Title page of William Soutar’s first published volume, inscribed by the author (probably to art critic John Tonge) (JA 3537)

At the end of the spring term of 1923, Soutar fared disastrously in a preliminary exam on Shakespeare. When Professor Grierson subsequently remarked in a lecture that an honours course was not really for ‘Minor Poets, Geniuses or Journalists’, Soutar suspected that he was the target. Soutar’s final examinations were held on 15 and 19 June, and at the end of the month he learned that he had ‘scraped through’ with a third-class degree. Looking back, he suspected that aversion to Anglo-Saxon was not the sole reason for his low marks. In his exclusive passion for poetry, he had refused to read any of prescribed. It is also true that his medical condition, provisionally diagnosed as ‘rheumatics’, had worsened during his final year of study and may well have affected his academic performance. Soutar remained philosophical, reflecting: ‘I’m afraid I’m not a ‘Varsity bird’—one is apt to get cobwebs on one’s wings’.

Soutar graduated from Edinburgh University on 12 July 1923. Over the following months, his illness worsened, frustrating his hopes of becoming a journalist for The Scotsman. He began teacher training in October 1924 but had to return to Perth to begin treatment for his finally diagnosed ankylosing spondylitis. From then on, he was confined to his parents’ house, from which he would published a stream of slim volumes containing some of the finest Scots verse of the 20th-century. The best-known perhaps are the ‘bairn-rhymes’, or Scots children’s verse, collected in Seeds in the Wind.
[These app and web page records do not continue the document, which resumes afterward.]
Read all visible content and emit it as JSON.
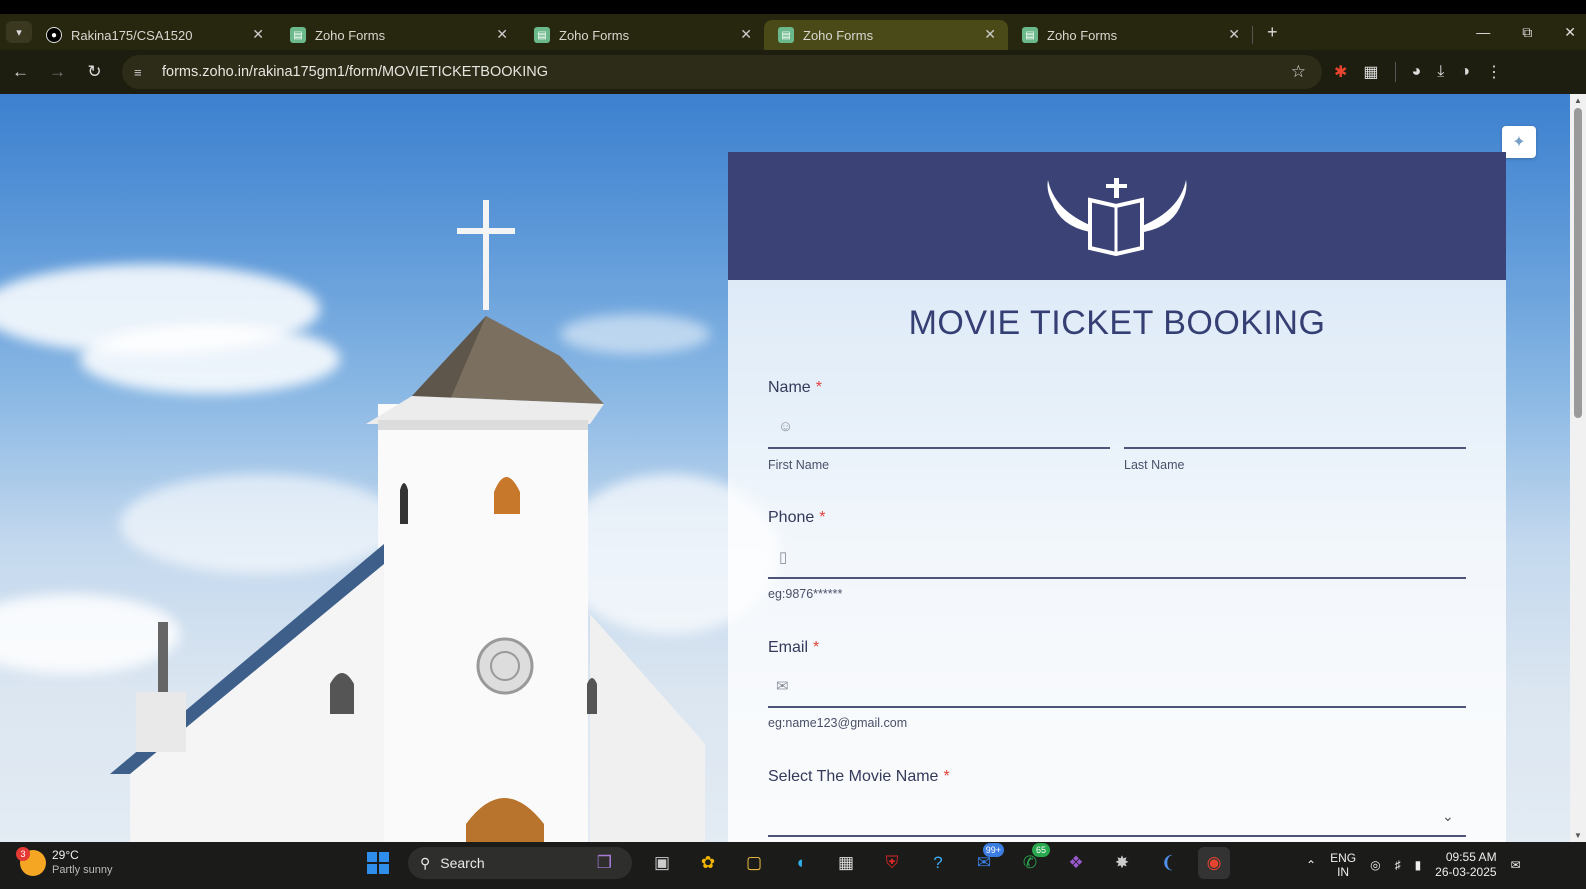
{
  "browser": {
    "tabs": [
      {
        "title": "Rakina175/CSA1520",
        "icon": "github-icon",
        "active": false
      },
      {
        "title": "Zoho Forms",
        "icon": "zoho-forms-icon",
        "active": false
      },
      {
        "title": "Zoho Forms",
        "icon": "zoho-forms-icon",
        "active": false
      },
      {
        "title": "Zoho Forms",
        "icon": "zoho-forms-icon",
        "active": true
      },
      {
        "title": "Zoho Forms",
        "icon": "zoho-forms-icon",
        "active": false
      }
    ],
    "url": "forms.zoho.in/rakina175gm1/form/MOVIETICKETBOOKING"
  },
  "form": {
    "title": "MOVIE TICKET BOOKING",
    "required_marker": "*",
    "name": {
      "label": "Name",
      "first_sub": "First Name",
      "last_sub": "Last Name"
    },
    "phone": {
      "label": "Phone",
      "hint": "eg:9876******"
    },
    "email": {
      "label": "Email",
      "hint": "eg:name123@gmail.com"
    },
    "movie": {
      "label": "Select The Movie Name"
    }
  },
  "taskbar": {
    "weather": {
      "badge": "3",
      "temp": "29°C",
      "condition": "Partly sunny"
    },
    "search_label": "Search",
    "badges": {
      "outlook": "99+",
      "whatsapp": "65"
    },
    "lang": {
      "top": "ENG",
      "bottom": "IN"
    },
    "time": "09:55 AM",
    "date": "26-03-2025"
  }
}
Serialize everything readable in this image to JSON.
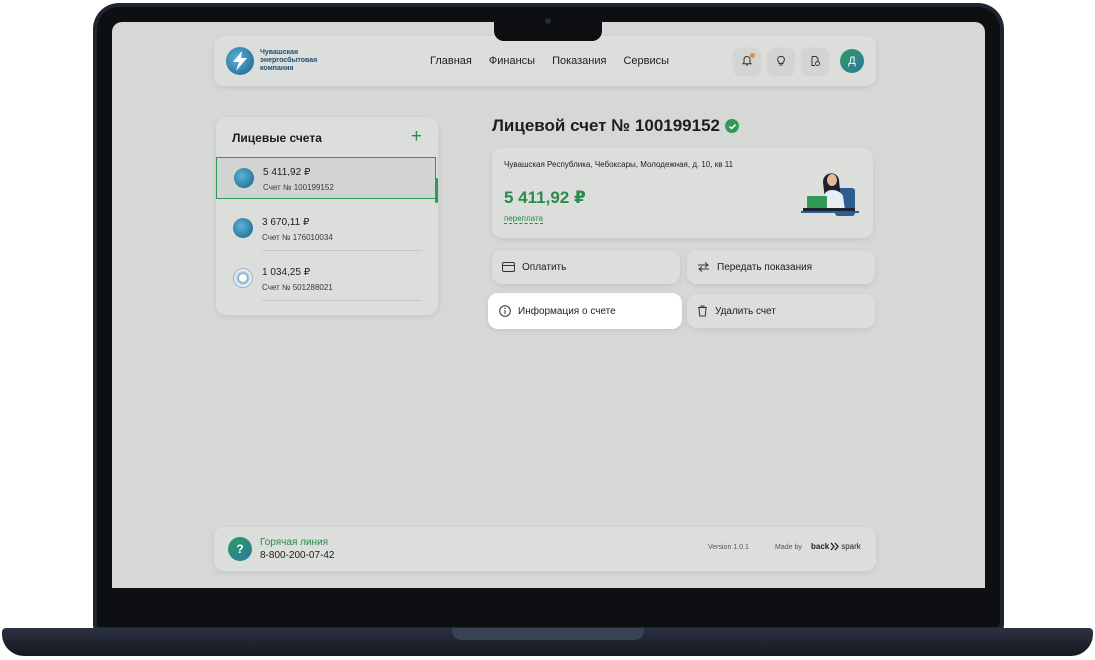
{
  "brand": {
    "name": "Чувашская энергосбытовая компания"
  },
  "nav": [
    {
      "label": "Главная"
    },
    {
      "label": "Финансы"
    },
    {
      "label": "Показания"
    },
    {
      "label": "Сервисы"
    }
  ],
  "header_icons": [
    "bell-icon",
    "lightbulb-icon",
    "document-clock-icon"
  ],
  "user": {
    "initial": "Д"
  },
  "accounts": {
    "title": "Лицевые счета",
    "items": [
      {
        "amount": "5 411,92 ₽",
        "number": "Счет № 100199152",
        "logo": "chuvash-energo-logo",
        "active": true
      },
      {
        "amount": "3 670,11 ₽",
        "number": "Счет № 176010034",
        "logo": "chuvash-energo-logo",
        "active": false
      },
      {
        "amount": "1 034,25 ₽",
        "number": "Счет № 501288021",
        "logo": "water-utility-logo",
        "active": false
      }
    ]
  },
  "account": {
    "title": "Лицевой счет № 100199152",
    "address": "Чувашская Республика, Чебоксары, Молодежная, д. 10, кв 11",
    "balance": "5 411,92 ₽",
    "balance_note": "переплата"
  },
  "actions": {
    "pay": "Оплатить",
    "submit_readings": "Передать показания",
    "info": "Информация о счете",
    "delete": "Удалить счет"
  },
  "footer": {
    "hotline_label": "Горячая линия",
    "hotline_phone": "8-800-200-07-42",
    "version": "Version 1.0.1",
    "made_by": "Made by",
    "maker_a": "back",
    "maker_b": "spark"
  },
  "colors": {
    "accent": "#2a8a4b",
    "screen_bg": "#d6d8d5",
    "brand_blue": "#1f4d73"
  }
}
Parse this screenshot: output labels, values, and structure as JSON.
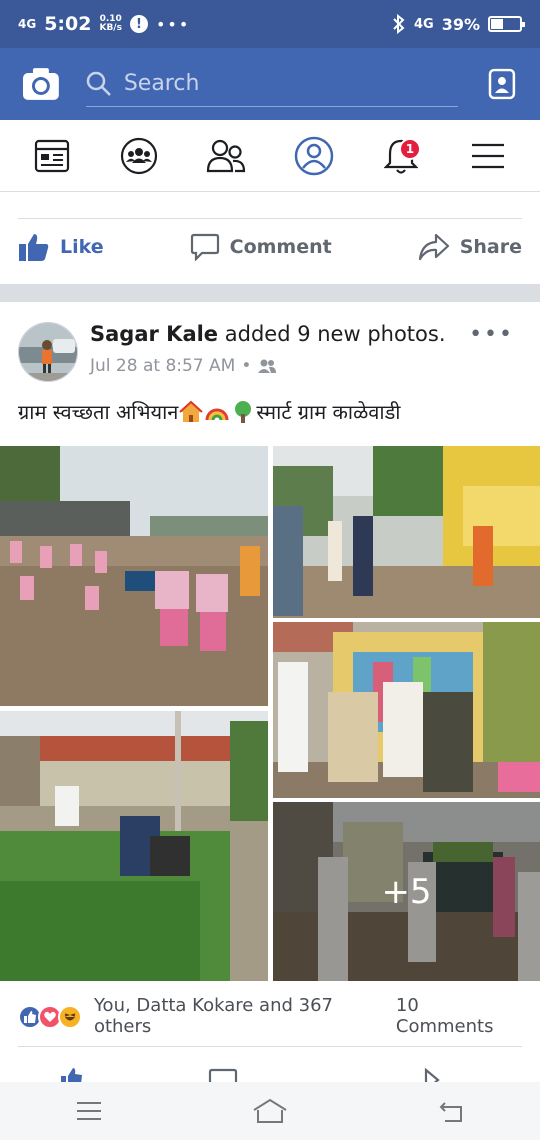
{
  "status_bar": {
    "network": "4G",
    "time": "5:02",
    "speed_value": "0.10",
    "speed_unit": "KB/s",
    "alert": "!",
    "overflow": "•••",
    "right_network": "4G",
    "battery": "39%",
    "battery_level": 0.39
  },
  "header": {
    "search_placeholder": "Search"
  },
  "nav": {
    "notification_count": "1"
  },
  "prev_post": {
    "like_label": "Like",
    "comment_label": "Comment",
    "share_label": "Share"
  },
  "post": {
    "author": "Sagar Kale",
    "action": "added 9 new photos.",
    "timestamp": "Jul 28 at 8:57 AM",
    "separator": "•",
    "text_part1": "ग्राम स्वच्छता अभियान ",
    "text_part2": "स्मार्ट ग्राम काळेवाडी",
    "more_photos": "+5",
    "reactions_text": "You, Datta Kokare and 367 others",
    "comments_text": "10 Comments",
    "more_options": "•••"
  },
  "colors": {
    "brand_blue": "#4267b2",
    "status_blue": "#3b5998",
    "like_blue": "#4267b2",
    "love_red": "#f25268",
    "haha_yellow": "#f7b125",
    "badge_red": "#e41e3f"
  },
  "icons": [
    "camera-icon",
    "search-icon",
    "messenger-icon",
    "news-feed-icon",
    "groups-icon",
    "friends-icon",
    "profile-icon",
    "bell-icon",
    "menu-icon",
    "like-icon",
    "comment-icon",
    "share-icon",
    "audience-friends-icon",
    "android-menu-icon",
    "android-home-icon",
    "android-back-icon"
  ]
}
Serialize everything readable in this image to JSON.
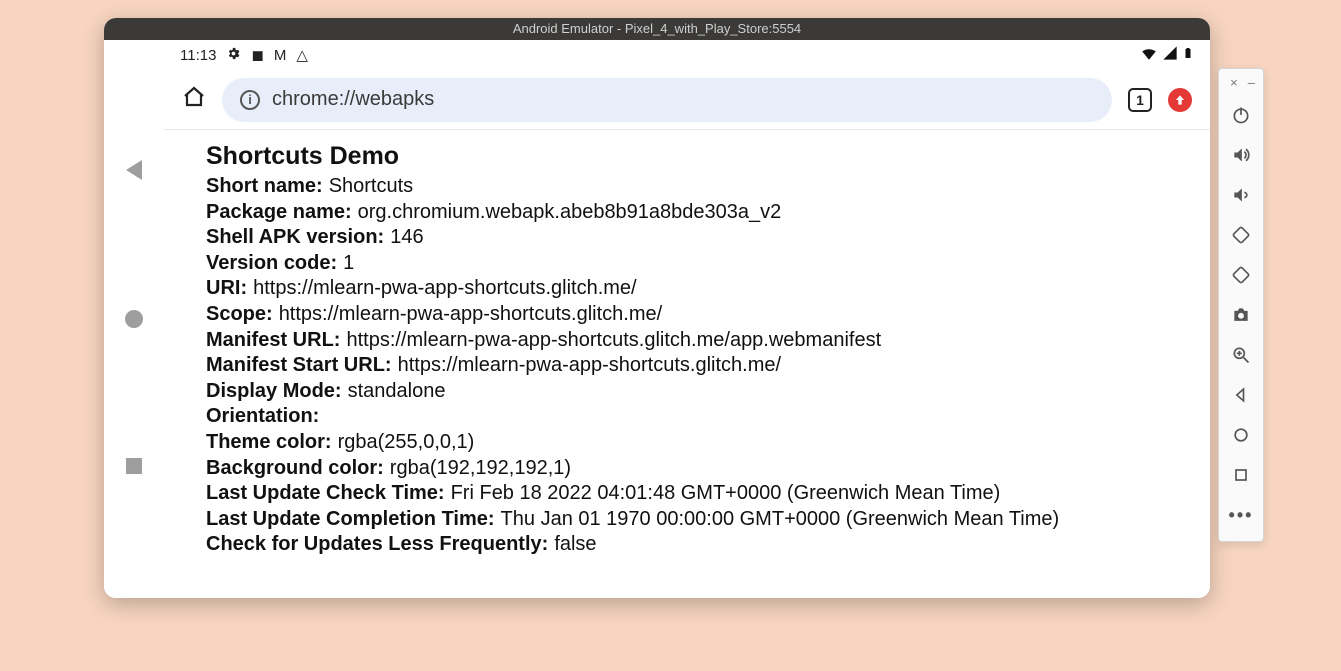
{
  "window": {
    "title": "Android Emulator - Pixel_4_with_Play_Store:5554"
  },
  "statusbar": {
    "time": "11:13"
  },
  "chrome": {
    "url": "chrome://webapks",
    "tab_count": "1"
  },
  "page": {
    "title": "Shortcuts Demo",
    "fields": [
      {
        "label": "Short name:",
        "value": "Shortcuts"
      },
      {
        "label": "Package name:",
        "value": "org.chromium.webapk.abeb8b91a8bde303a_v2"
      },
      {
        "label": "Shell APK version:",
        "value": "146"
      },
      {
        "label": "Version code:",
        "value": "1"
      },
      {
        "label": "URI:",
        "value": "https://mlearn-pwa-app-shortcuts.glitch.me/"
      },
      {
        "label": "Scope:",
        "value": "https://mlearn-pwa-app-shortcuts.glitch.me/"
      },
      {
        "label": "Manifest URL:",
        "value": "https://mlearn-pwa-app-shortcuts.glitch.me/app.webmanifest"
      },
      {
        "label": "Manifest Start URL:",
        "value": "https://mlearn-pwa-app-shortcuts.glitch.me/"
      },
      {
        "label": "Display Mode:",
        "value": "standalone"
      },
      {
        "label": "Orientation:",
        "value": ""
      },
      {
        "label": "Theme color:",
        "value": "rgba(255,0,0,1)"
      },
      {
        "label": "Background color:",
        "value": "rgba(192,192,192,1)"
      },
      {
        "label": "Last Update Check Time:",
        "value": "Fri Feb 18 2022 04:01:48 GMT+0000 (Greenwich Mean Time)"
      },
      {
        "label": "Last Update Completion Time:",
        "value": "Thu Jan 01 1970 00:00:00 GMT+0000 (Greenwich Mean Time)"
      },
      {
        "label": "Check for Updates Less Frequently:",
        "value": "false"
      }
    ]
  }
}
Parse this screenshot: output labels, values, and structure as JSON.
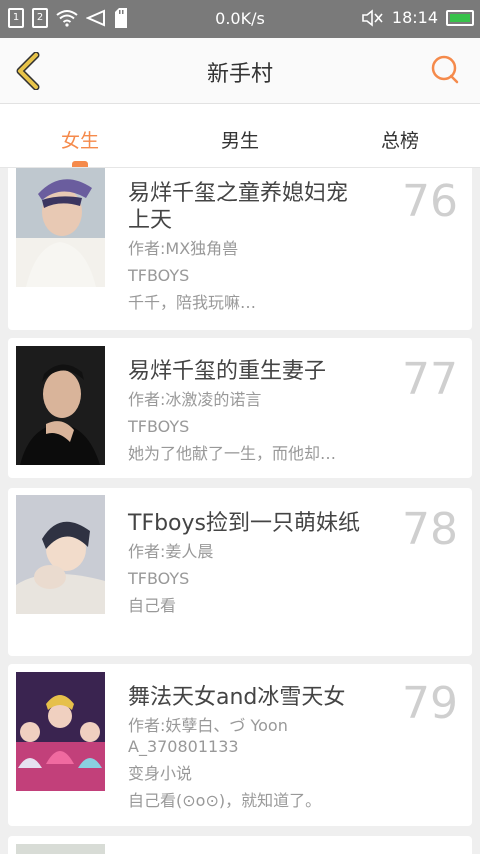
{
  "status": {
    "sim1": "1",
    "sim2": "2",
    "speed": "0.0K/s",
    "time": "18:14"
  },
  "header": {
    "title": "新手村"
  },
  "tabs": [
    {
      "label": "女生",
      "active": true
    },
    {
      "label": "男生",
      "active": false
    },
    {
      "label": "总榜",
      "active": false
    }
  ],
  "books": [
    {
      "rank": "76",
      "title": "易烊千玺之童养媳妇宠上天",
      "author": "作者:MX独角兽",
      "category": "TFBOYS",
      "desc": "千千，陪我玩嘛…"
    },
    {
      "rank": "77",
      "title": "易烊千玺的重生妻子",
      "author": "作者:冰激凌的诺言",
      "category": "TFBOYS",
      "desc": "她为了他献了一生，而他却…"
    },
    {
      "rank": "78",
      "title": "TFboys捡到一只萌妹纸",
      "author": "作者:姜人晨",
      "category": "TFBOYS",
      "desc": "自己看"
    },
    {
      "rank": "79",
      "title": "舞法天女and冰雪天女",
      "author": "作者:妖孽白、づ Yoon A_370801133",
      "category": "变身小说",
      "desc": "自己看(⊙o⊙)，就知道了。"
    }
  ],
  "colors": {
    "accent": "#f58a4b",
    "back_arrow": "#e8c44a"
  }
}
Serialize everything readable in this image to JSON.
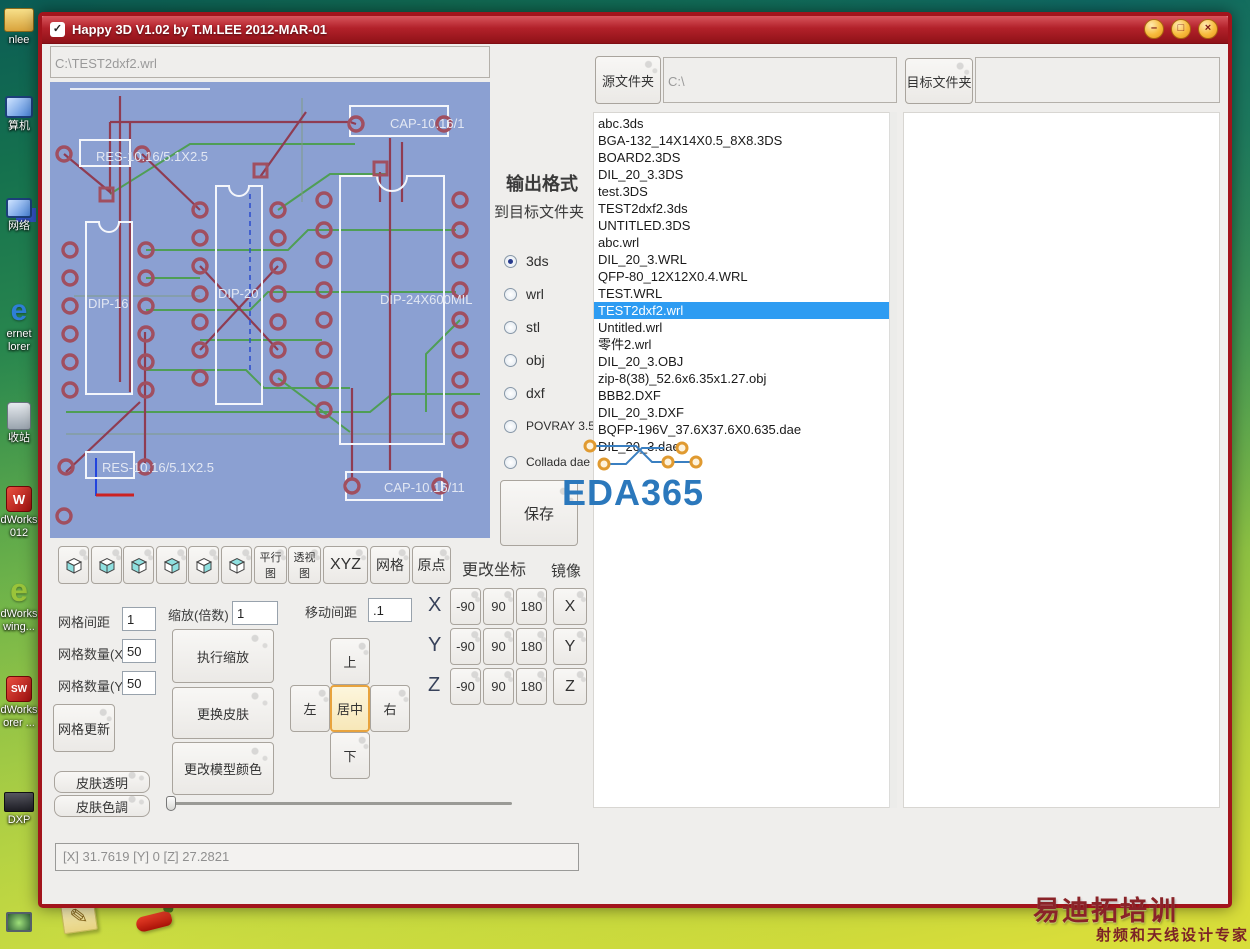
{
  "window": {
    "title": "Happy 3D V1.02 by T.M.LEE 2012-MAR-01",
    "icon_glyph": "✓",
    "controls": {
      "minimize": "–",
      "maximize": "□",
      "close": "×"
    }
  },
  "path_box": {
    "value": "C:\\TEST2dxf2.wrl"
  },
  "preview": {
    "labels": {
      "res1": "RES-10.16/5.1X2.5",
      "cap1": "CAP-10.16/1",
      "dip16": "DIP-16",
      "dip20": "DIP-20",
      "dip24": "DIP-24X600MIL",
      "res2": "RES-10.16/5.1X2.5",
      "cap2": "CAP-10.16/11"
    }
  },
  "toolbar": {
    "view_labels": [
      "平行图",
      "透视图",
      "XYZ",
      "网格",
      "原点"
    ]
  },
  "grid": {
    "spacing_label": "网格间距",
    "spacing_value": "1",
    "count_x_label": "网格数量(X)",
    "count_x_value": "50",
    "count_y_label": "网格数量(Y)",
    "count_y_value": "50",
    "update_label": "网格更新",
    "skin_transparent_label": "皮肤透明",
    "skin_tone_label": "皮肤色調"
  },
  "scale": {
    "label": "缩放(倍数)",
    "value": "1",
    "run_label": "执行缩放",
    "change_skin_label": "更换皮肤",
    "change_color_label": "更改模型颜色"
  },
  "move": {
    "label": "移动间距",
    "value": ".1",
    "up": "上",
    "left": "左",
    "center": "居中",
    "right": "右",
    "down": "下"
  },
  "rotate": {
    "heading": "更改坐标",
    "axes": [
      "X",
      "Y",
      "Z"
    ],
    "values": [
      "-90",
      "90",
      "180"
    ]
  },
  "mirror": {
    "heading": "镜像",
    "axes": [
      "X",
      "Y",
      "Z"
    ]
  },
  "status": {
    "text": "[X] 31.7619 [Y] 0 [Z] 27.2821"
  },
  "output": {
    "heading": "输出格式",
    "subheading": "到目标文件夹",
    "formats": [
      "3ds",
      "wrl",
      "stl",
      "obj",
      "dxf",
      "POVRAY 3.5",
      "Collada dae"
    ],
    "selected": "3ds",
    "save_label": "保存"
  },
  "folders": {
    "source_button": "源文件夹",
    "source_value": "C:\\",
    "target_button": "目标文件夹",
    "target_value": ""
  },
  "files": {
    "selected": "TEST2dxf2.wrl",
    "items": [
      "abc.3ds",
      "BGA-132_14X14X0.5_8X8.3DS",
      "BOARD2.3DS",
      "DIL_20_3.3DS",
      "test.3DS",
      "TEST2dxf2.3ds",
      "UNTITLED.3DS",
      "abc.wrl",
      "DIL_20_3.WRL",
      "QFP-80_12X12X0.4.WRL",
      "TEST.WRL",
      "TEST2dxf2.wrl",
      "Untitled.wrl",
      "零件2.wrl",
      "DIL_20_3.OBJ",
      "zip-8(38)_52.6x6.35x1.27.obj",
      "BBB2.DXF",
      "DIL_20_3.DXF",
      "BQFP-196V_37.6X37.6X0.635.dae",
      "DIL_20_3.dae"
    ]
  },
  "logo": {
    "text": "EDA365"
  },
  "desktop": {
    "icons": [
      {
        "l1": "nlee",
        "l2": ""
      },
      {
        "l1": "算机",
        "l2": ""
      },
      {
        "l1": "网络",
        "l2": ""
      },
      {
        "glyph": "e",
        "l1": "ernet",
        "l2": "lorer"
      },
      {
        "l1": "收站",
        "l2": ""
      },
      {
        "glyph": "W",
        "l1": "dWorks",
        "l2": "012"
      },
      {
        "glyph": "e",
        "l1": "dWorks",
        "l2": "wing..."
      },
      {
        "glyph": "SW",
        "l1": "dWorks",
        "l2": "orer ..."
      },
      {
        "l1": "DXP",
        "l2": ""
      }
    ],
    "notepad_glyph": "✎",
    "watermark": {
      "line1": "易迪拓培训",
      "line2": "射频和天线设计专家"
    }
  }
}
Soutar famously remarked that ‘if the Doric is to come back alive, it will come first on a cock-horse’.

For Edinburgh University’s collection of William Soutar manuscripts, see: Papers of Willam Soutar (Coll-796)

All quotations from: Alexander Scott, Still life: William Soutar, 1898-1943 (London: Chambers, 1958)

Paul Barnaby
Acquisition and Literary Collections Curator